Provided material below:
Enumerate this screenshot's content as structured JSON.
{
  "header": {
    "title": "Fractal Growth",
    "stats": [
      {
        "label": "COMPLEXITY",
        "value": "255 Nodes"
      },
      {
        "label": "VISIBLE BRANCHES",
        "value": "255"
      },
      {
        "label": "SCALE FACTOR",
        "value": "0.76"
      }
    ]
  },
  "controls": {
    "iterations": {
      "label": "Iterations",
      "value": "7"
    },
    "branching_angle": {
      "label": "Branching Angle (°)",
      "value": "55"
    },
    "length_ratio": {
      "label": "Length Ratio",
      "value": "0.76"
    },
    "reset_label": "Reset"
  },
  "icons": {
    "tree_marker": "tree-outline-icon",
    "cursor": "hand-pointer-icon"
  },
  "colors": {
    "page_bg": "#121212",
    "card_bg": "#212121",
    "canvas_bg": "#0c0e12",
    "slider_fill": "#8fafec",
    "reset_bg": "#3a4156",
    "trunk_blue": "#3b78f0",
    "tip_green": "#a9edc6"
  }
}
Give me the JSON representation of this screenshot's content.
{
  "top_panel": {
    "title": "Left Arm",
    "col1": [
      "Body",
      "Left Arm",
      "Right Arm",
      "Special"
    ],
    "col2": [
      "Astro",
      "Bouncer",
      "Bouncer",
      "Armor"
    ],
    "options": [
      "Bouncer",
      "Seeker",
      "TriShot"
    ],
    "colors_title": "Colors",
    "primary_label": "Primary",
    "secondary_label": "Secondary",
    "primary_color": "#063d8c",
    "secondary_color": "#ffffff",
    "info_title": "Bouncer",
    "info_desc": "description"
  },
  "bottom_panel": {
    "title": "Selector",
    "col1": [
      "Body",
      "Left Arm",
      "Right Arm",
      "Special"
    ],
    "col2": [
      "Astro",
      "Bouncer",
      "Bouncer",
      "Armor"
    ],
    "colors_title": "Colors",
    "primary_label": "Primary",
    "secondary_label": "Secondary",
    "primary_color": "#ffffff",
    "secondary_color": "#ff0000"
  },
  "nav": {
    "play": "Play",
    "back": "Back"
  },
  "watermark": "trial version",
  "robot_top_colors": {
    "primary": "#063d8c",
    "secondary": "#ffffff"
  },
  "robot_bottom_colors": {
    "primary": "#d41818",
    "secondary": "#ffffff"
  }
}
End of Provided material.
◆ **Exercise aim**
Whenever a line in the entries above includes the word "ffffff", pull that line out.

◆ **Response to the task**
    "secondary_color": "#ffffff",
    "primary_color": "#ffffff",
    "secondary": "#ffffff"
    "secondary": "#ffffff"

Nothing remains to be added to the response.